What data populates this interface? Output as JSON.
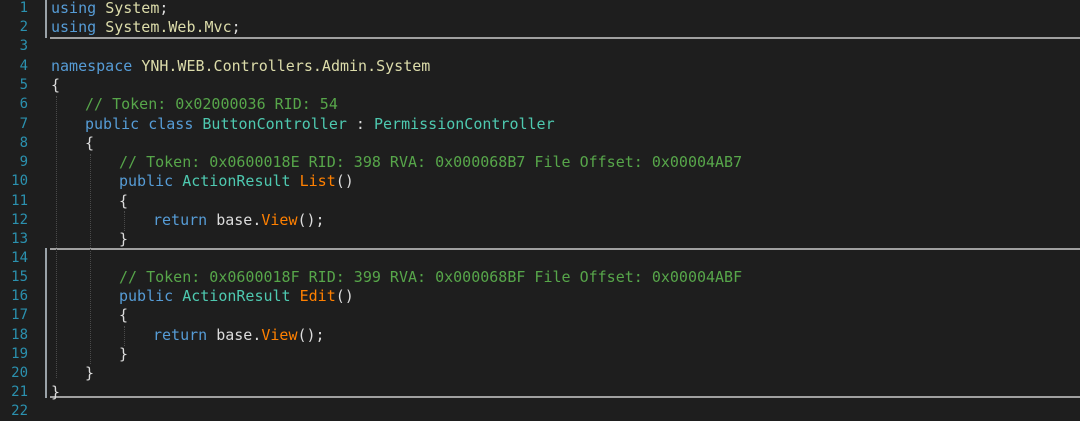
{
  "editor": {
    "line_numbers": [
      "1",
      "2",
      "3",
      "4",
      "5",
      "6",
      "7",
      "8",
      "9",
      "10",
      "11",
      "12",
      "13",
      "14",
      "15",
      "16",
      "17",
      "18",
      "19",
      "20",
      "21",
      "22"
    ],
    "lines": {
      "l1": {
        "kw": "using",
        "sp": " ",
        "ns": "System",
        "pl": ";"
      },
      "l2": {
        "kw": "using",
        "sp": " ",
        "ns": "System.Web.Mvc",
        "pl": ";"
      },
      "l4": {
        "kw": "namespace",
        "sp": " ",
        "ns": "YNH.WEB.Controllers.Admin.System"
      },
      "l5": {
        "pl": "{"
      },
      "l6": {
        "cm": "// Token: 0x02000036 RID: 54"
      },
      "l7": {
        "kw": "public class",
        "sp": " ",
        "ty": "ButtonController",
        "pl": " : ",
        "ty2": "PermissionController"
      },
      "l8": {
        "pl": "{"
      },
      "l9": {
        "cm": "// Token: 0x0600018E RID: 398 RVA: 0x000068B7 File Offset: 0x00004AB7"
      },
      "l10": {
        "kw": "public",
        "sp": " ",
        "ty": "ActionResult",
        "sp2": " ",
        "fn": "List",
        "pl": "()"
      },
      "l11": {
        "pl": "{"
      },
      "l12": {
        "kw": "return",
        "sp": " ",
        "pl": "base.",
        "fn": "View",
        "pl2": "();"
      },
      "l13": {
        "pl": "}"
      },
      "l15": {
        "cm": "// Token: 0x0600018F RID: 399 RVA: 0x000068BF File Offset: 0x00004ABF"
      },
      "l16": {
        "kw": "public",
        "sp": " ",
        "ty": "ActionResult",
        "sp2": " ",
        "fn": "Edit",
        "pl": "()"
      },
      "l17": {
        "pl": "{"
      },
      "l18": {
        "kw": "return",
        "sp": " ",
        "pl": "base.",
        "fn": "View",
        "pl2": "();"
      },
      "l19": {
        "pl": "}"
      },
      "l20": {
        "pl": "}"
      },
      "l21": {
        "pl": "}"
      }
    }
  }
}
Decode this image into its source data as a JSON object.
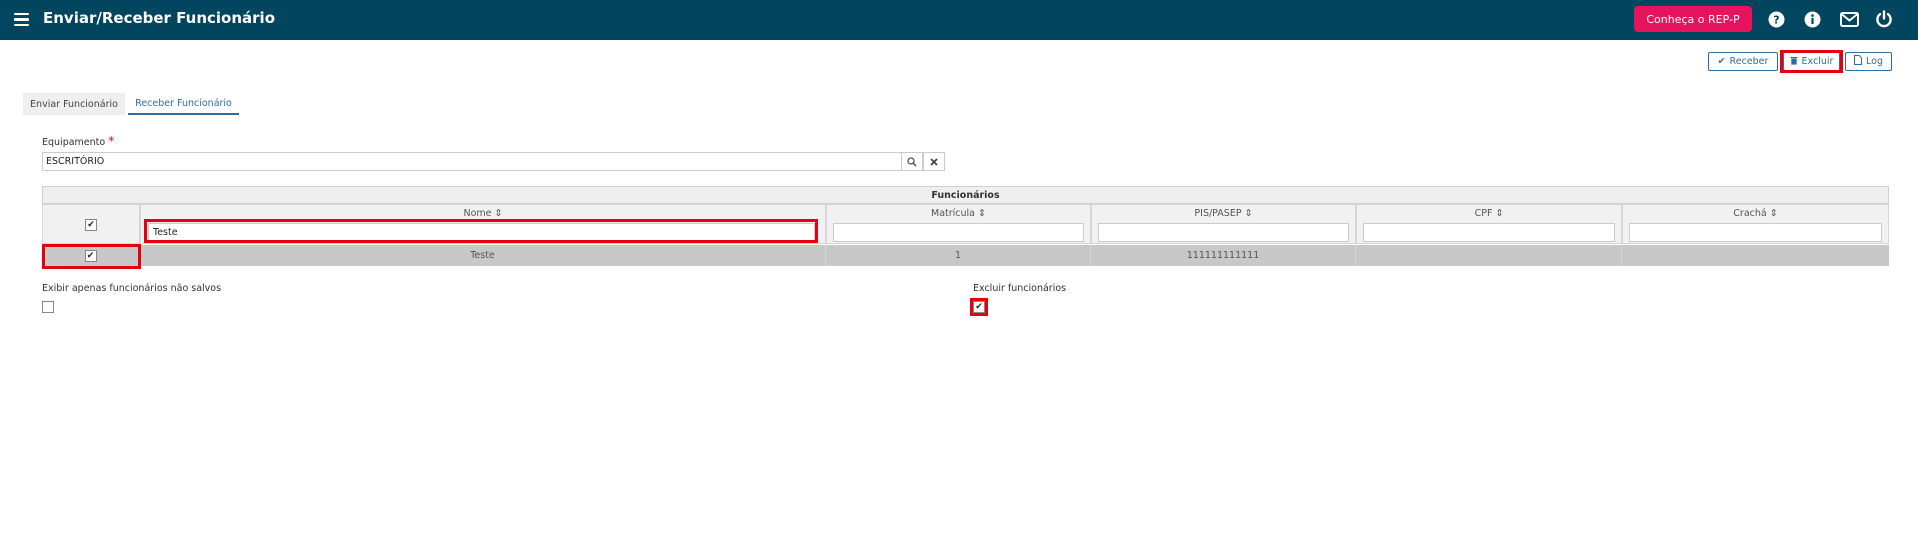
{
  "header": {
    "title": "Enviar/Receber Funcionário",
    "promo_button": "Conheça o REP-P",
    "icons": [
      "question-icon",
      "info-icon",
      "mail-icon",
      "power-icon"
    ]
  },
  "actions": {
    "receive": "Receber",
    "delete": "Excluir",
    "log": "Log"
  },
  "tabs": [
    {
      "label": "Enviar Funcionário",
      "active": false
    },
    {
      "label": "Receber Funcionário",
      "active": true
    }
  ],
  "equipment": {
    "label": "Equipamento",
    "required_mark": "*",
    "value": "ESCRITÓRIO"
  },
  "grid": {
    "title": "Funcionários",
    "columns": [
      {
        "label": "Nome",
        "sort": "⇕",
        "filter": "Teste"
      },
      {
        "label": "Matrícula",
        "sort": "⇕",
        "filter": ""
      },
      {
        "label": "PIS/PASEP",
        "sort": "⇕",
        "filter": ""
      },
      {
        "label": "CPF",
        "sort": "⇕",
        "filter": ""
      },
      {
        "label": "Crachá",
        "sort": "⇕",
        "filter": ""
      }
    ],
    "select_all_checked": true,
    "rows": [
      {
        "checked": true,
        "nome": "Teste",
        "matricula": "1",
        "pis": "111111111111",
        "cpf": "",
        "cracha": ""
      }
    ]
  },
  "options": {
    "unsaved_only_label": "Exibir apenas funcionários não salvos",
    "unsaved_only_checked": false,
    "delete_employees_label": "Excluir funcionários",
    "delete_employees_checked": true
  },
  "colors": {
    "topbar": "#01465e",
    "promo": "#e6145d",
    "accent": "#2f6ea5",
    "highlight": "#e3000f"
  }
}
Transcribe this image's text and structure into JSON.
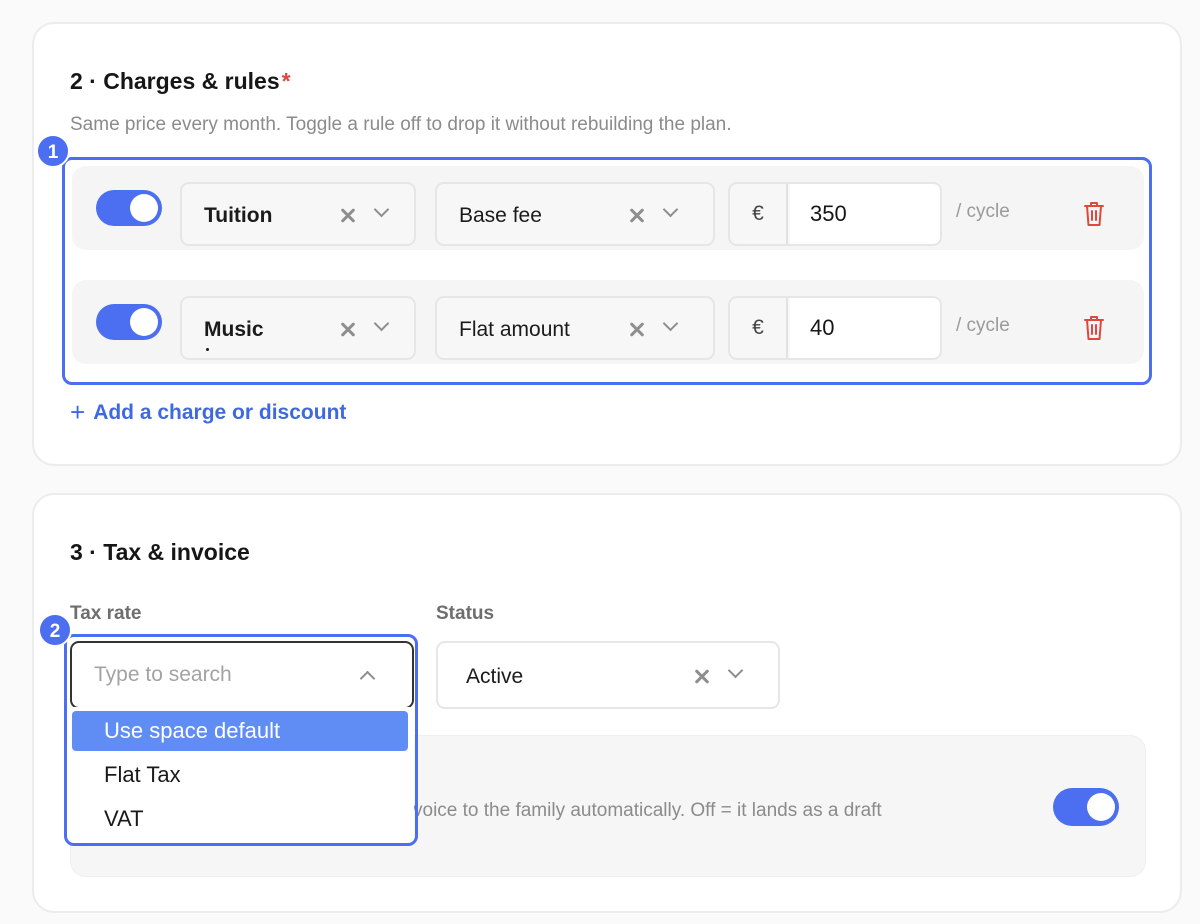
{
  "charges": {
    "title": "2 · Charges & rules",
    "required_mark": "*",
    "description": "Same price every month. Toggle a rule off to drop it without rebuilding the plan.",
    "rules": [
      {
        "enabled": true,
        "category": "Tuition",
        "type": "Base fee",
        "currency": "€",
        "amount": "350",
        "per": "/ cycle"
      },
      {
        "enabled": true,
        "category": "Music",
        "type": "Flat amount",
        "currency": "€",
        "amount": "40",
        "per": "/ cycle"
      }
    ],
    "add_label": "Add a charge or discount",
    "add_icon": "+"
  },
  "tax": {
    "title": "3 · Tax & invoice",
    "tax_rate_label": "Tax rate",
    "tax_rate_placeholder": "Type to search",
    "tax_rate_options": [
      "Use space default",
      "Flat Tax",
      "VAT"
    ],
    "tax_rate_highlighted": "Use space default",
    "status_label": "Status",
    "status_value": "Active",
    "auto_send_description_visible": "voice to the family automatically. Off = it lands as a draft",
    "auto_send_enabled": true
  },
  "annotations": {
    "badge_1": "1",
    "badge_2": "2"
  },
  "colors": {
    "accent": "#4c6ef0",
    "required": "#e0473f",
    "delete": "#e0473f",
    "option_highlight": "#5f8df3"
  }
}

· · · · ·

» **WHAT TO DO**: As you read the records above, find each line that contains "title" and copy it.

» **YOUR SOLUTION**:
    "title": "Enviar/Receber Funcionário",
    "title": "Funcionários",
    "title": "2 · Charges & rules",
    "title": "3 · Tax & invoice",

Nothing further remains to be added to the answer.